Israel retaliated Thursday for a deadly suicide bombing in a crowded market with a series of airstrikes and arrests that Israeli officials described as the first stage of a sustained military effort against the radical Palestinian faction Islamic Jihad.
In the early evening, an Israeli aircraft fired on a car traveling in the Jabalya refugee camp in the northern Gaza Strip, according to military officials and witnesses. Hospital officials said eight Palestinians were killed, including Shadi Mahanna, the top Islamic Jihad commander in northern Gaza, and his deputy, Mohammed Qandeel. A Palestinian Health Ministry official and Islamic Jihad leaders said the remaining dead were civilians, including a 15-year-old boy.
The operations began after Prime Minister Ariel Sharon, facing heavy criticism in some quarters after a suicide bomber killed five Israelis on Wednesday at a market in the coastal city of Hadera, north of Tel Aviv, said that the Palestinian Authority was "not taking any serious steps in -- and is not serious about -- the struggle against terrorism." He vowed that Israel would take up the task in a "wide-ranging and continuous" military campaign. Sharon made his comments during a meeting here with Russian Foreign Minister Sergei Lavrov.
Sharon also said he would not meet with Palestinian leader Mahmoud Abbas until Palestinian authorities moved against armed groups in their territories. The two men had announced plans to hold a summit, the first since Israel's withdrawal from the Gaza Strip last month, no later than the first week in November.
Palestinian leaders warned that the Israeli strikes would dim prospects for a new peace process. "We have condemned the Hadera attack," Prime Minister Ahmed Qureia told reporters. "It doesn't serve our people's interests, but at the same time we condemn the Israeli aggression. The aggression does not bring calm."
The Bush administration, Russia and other foreign governments had hoped that the end of Israel's 38-year presence in the Gaza Strip would revive peace talks. But Islamic Jihad and the larger Palestinian radical group Hamas have used Gaza's northern border regions to launch rockets into southern Israel. They have said such attacks were in retaliation for Israeli military actions, including assassinations of members of their groups.

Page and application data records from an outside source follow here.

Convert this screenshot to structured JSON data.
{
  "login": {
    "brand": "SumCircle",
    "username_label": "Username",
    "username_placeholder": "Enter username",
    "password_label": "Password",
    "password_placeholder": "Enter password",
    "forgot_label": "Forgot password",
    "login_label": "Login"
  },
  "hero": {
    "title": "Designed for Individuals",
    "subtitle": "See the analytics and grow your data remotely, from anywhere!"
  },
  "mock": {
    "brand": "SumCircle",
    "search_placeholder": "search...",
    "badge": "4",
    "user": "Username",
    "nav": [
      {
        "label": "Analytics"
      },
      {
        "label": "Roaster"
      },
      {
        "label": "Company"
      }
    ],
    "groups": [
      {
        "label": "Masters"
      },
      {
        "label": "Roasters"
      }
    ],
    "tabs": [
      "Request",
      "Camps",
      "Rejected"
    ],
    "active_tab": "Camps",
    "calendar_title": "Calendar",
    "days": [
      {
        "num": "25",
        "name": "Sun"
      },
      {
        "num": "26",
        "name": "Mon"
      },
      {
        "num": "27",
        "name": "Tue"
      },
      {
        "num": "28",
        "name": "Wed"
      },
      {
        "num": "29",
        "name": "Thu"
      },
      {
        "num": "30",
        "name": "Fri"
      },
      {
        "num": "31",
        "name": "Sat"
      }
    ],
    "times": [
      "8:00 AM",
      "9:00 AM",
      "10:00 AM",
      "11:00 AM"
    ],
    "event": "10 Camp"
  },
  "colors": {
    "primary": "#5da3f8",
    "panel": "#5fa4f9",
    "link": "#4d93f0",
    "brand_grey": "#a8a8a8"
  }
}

Secretary of State Condoleezza Rice urged Abbas in a phone call Thursday to crack down on the armed groups.
As Israelis gathered by the hundreds to bury those killed in the suicide bombing, the military operation unfolded. The chief target was Islamic Jihad, which asserted responsibility for the Hadera attack.
Israeli forces closed off the West Bank, which it has occupied since the 1967 Middle East war, and sealed two crossing points between Gaza and Israel.
Israeli military officials said 17 Palestinians had been arrested in the West Bank during the day, most of them Islamic Jihad members. In Qabatiya, the bomber's home town in the northern West Bank, Israeli soldiers detained three Islamic Jihad members and a man they described only as "wanted."
Witnesses said the man was the father of Hassan Abu Zayd, the 20-year-old who blew himself up outside a popular falafel restaurant in Hadera Wednesday afternoon. Islamic Jihad officials said the attack was retaliation for Israel's killing Monday of Luay Saadi, 26, the group's military leader in the West Bank.
In the largest show of ground force, more than 30 Israeli army jeeps backed by helicopters entered the city of Jenin in the northern West Bank around 3 p.m. Israeli military officials said the soldiers arrested four Islamic Jihad members, including the group's local leader, Abed Halim Izzadin, before withdrawing.
In an interview at his Jenin apartment in June, Izzadin described himself as a moderate within the organization. He said he had spent 11 years in Israeli prisons, but belonged to a faction in the political wing of the group that supported participation in Palestinian elections.
"It is only natural that there will be a response from the Islamic Jihad, if not here then elsewhere," Izzadin said at the time, referring to Israel's targeting of its members. "If I were to be assassinated, it would bring more resistance."
During the day, Israeli soldiers also arrested three members of Hamas, which like Islamic Jihad refuses to recognize Israel's right to exist.
The military operation came during an escalating diplomatic confrontation between Israel and Iran, which supports Islamic Jihad. President Mahmoud Ahmadinejad told a student audience Wednesday that Israel was a "disgraceful blot" that should be "wiped off the map."
In the June interview, Izzadin acknowledged Iran's support for the organization. But he said that Israeli officials had overstated the influence of Iran, which is led by Shiite clerics. Islamic Jihad emerged in the early 1980s from Egypt's Muslim Brotherhood, an organization of Sunni Muslims. "Maybe in the beginning there was more support from Iran," Izzadin said. "I can tell you now that the scope of the material assistance from Iran is less than 10 percent" of what the group raises.
Staff writer Glenn Kessler in Washington contributed to this report.